Exercise objective —
Go through the entries, filter for the word "this", and copy every line that has it.

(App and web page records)
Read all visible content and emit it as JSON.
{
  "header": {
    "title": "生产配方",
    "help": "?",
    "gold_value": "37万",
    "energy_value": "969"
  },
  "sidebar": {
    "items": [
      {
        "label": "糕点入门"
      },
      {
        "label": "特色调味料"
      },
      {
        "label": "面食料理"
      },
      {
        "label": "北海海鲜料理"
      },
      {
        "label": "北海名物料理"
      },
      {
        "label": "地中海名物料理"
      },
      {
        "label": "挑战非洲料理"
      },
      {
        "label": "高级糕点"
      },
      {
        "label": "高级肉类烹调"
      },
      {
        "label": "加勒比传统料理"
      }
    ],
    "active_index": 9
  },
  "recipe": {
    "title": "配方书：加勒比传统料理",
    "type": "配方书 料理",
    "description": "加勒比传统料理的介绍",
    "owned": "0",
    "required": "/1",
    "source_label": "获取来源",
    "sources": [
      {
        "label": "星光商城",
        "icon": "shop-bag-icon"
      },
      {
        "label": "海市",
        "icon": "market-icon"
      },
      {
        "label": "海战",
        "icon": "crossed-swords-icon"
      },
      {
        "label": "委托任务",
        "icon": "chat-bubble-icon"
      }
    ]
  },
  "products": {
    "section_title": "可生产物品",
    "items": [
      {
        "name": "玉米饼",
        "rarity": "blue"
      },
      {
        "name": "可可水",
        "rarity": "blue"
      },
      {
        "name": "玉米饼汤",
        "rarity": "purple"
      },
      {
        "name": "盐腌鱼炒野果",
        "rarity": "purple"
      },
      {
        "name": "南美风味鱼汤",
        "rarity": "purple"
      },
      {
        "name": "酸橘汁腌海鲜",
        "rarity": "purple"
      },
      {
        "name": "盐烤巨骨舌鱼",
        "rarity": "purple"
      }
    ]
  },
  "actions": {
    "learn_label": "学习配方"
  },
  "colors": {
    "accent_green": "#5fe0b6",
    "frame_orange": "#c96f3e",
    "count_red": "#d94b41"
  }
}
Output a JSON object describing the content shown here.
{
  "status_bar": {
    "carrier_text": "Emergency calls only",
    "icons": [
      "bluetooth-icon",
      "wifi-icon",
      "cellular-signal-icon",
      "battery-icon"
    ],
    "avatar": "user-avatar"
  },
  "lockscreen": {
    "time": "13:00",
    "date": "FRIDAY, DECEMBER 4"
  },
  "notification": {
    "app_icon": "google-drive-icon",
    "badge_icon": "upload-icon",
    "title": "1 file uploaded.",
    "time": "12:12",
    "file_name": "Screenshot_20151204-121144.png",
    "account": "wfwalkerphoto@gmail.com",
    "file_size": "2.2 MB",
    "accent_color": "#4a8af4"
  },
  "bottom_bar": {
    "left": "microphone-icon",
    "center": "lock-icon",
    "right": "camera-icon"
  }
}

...

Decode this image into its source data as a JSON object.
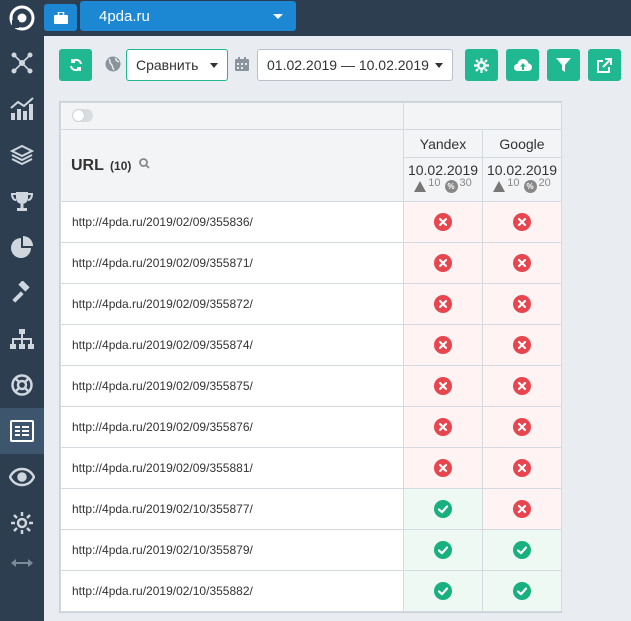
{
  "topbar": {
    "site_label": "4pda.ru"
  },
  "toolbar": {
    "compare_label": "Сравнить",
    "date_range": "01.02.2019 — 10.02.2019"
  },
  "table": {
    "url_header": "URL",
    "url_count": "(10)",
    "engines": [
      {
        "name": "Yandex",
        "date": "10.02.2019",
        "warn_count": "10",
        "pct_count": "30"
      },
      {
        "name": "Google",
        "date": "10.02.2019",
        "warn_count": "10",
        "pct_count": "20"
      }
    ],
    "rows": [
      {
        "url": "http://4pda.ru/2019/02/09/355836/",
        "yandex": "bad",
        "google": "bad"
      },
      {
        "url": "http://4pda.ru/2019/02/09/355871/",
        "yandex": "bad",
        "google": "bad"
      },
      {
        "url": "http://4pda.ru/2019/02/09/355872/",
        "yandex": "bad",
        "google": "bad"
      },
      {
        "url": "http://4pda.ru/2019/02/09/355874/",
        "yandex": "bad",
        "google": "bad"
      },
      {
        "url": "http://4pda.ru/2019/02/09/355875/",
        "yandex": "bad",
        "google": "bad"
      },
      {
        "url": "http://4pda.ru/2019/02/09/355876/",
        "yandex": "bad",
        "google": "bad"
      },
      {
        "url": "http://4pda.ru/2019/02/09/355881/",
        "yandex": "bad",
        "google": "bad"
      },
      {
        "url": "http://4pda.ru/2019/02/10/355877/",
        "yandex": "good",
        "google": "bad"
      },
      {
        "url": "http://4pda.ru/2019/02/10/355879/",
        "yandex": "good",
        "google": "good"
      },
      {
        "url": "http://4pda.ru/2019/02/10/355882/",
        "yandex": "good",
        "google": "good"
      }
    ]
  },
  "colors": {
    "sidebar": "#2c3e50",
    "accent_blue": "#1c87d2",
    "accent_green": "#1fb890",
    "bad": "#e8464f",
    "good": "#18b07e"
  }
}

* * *

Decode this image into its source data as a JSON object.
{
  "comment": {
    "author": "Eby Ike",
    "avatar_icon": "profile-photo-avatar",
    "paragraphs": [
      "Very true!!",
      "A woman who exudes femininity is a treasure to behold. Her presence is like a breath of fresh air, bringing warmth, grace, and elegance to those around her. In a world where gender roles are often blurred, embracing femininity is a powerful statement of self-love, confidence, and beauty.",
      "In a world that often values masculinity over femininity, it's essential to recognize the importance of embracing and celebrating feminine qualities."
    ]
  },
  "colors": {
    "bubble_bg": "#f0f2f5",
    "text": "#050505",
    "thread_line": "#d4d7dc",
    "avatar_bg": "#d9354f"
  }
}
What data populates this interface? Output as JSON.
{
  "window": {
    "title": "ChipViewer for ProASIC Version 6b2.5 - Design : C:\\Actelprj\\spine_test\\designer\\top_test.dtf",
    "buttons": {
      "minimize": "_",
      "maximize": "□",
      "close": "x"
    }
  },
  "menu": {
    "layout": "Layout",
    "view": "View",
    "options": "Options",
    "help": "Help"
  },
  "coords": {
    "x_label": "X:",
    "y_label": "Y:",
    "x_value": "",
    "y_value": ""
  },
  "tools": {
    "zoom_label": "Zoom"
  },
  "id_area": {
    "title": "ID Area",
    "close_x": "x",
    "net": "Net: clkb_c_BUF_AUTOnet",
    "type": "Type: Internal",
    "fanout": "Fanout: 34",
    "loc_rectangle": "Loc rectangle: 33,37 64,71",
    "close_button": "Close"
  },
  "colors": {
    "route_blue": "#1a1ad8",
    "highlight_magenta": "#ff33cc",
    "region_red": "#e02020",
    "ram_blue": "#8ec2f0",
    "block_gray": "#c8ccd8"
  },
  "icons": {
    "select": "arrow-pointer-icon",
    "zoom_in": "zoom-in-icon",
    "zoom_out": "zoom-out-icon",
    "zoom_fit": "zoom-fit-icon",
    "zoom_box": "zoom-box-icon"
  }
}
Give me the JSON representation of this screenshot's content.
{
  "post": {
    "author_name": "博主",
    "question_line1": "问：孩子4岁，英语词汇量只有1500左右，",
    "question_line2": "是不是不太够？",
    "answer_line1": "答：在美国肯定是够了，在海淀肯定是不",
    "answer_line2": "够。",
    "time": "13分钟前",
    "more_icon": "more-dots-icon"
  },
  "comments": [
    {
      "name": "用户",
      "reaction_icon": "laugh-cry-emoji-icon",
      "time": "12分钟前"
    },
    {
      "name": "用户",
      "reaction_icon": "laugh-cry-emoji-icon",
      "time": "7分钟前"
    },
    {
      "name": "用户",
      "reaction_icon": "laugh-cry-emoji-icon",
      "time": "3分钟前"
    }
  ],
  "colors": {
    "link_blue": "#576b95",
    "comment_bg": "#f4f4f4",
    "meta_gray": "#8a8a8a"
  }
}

Response below —
Decode this image into its source data as a JSON object.
Decode this image into its source data as a JSON object.
What data populates this interface? Output as JSON.
Give me the JSON representation of this screenshot's content.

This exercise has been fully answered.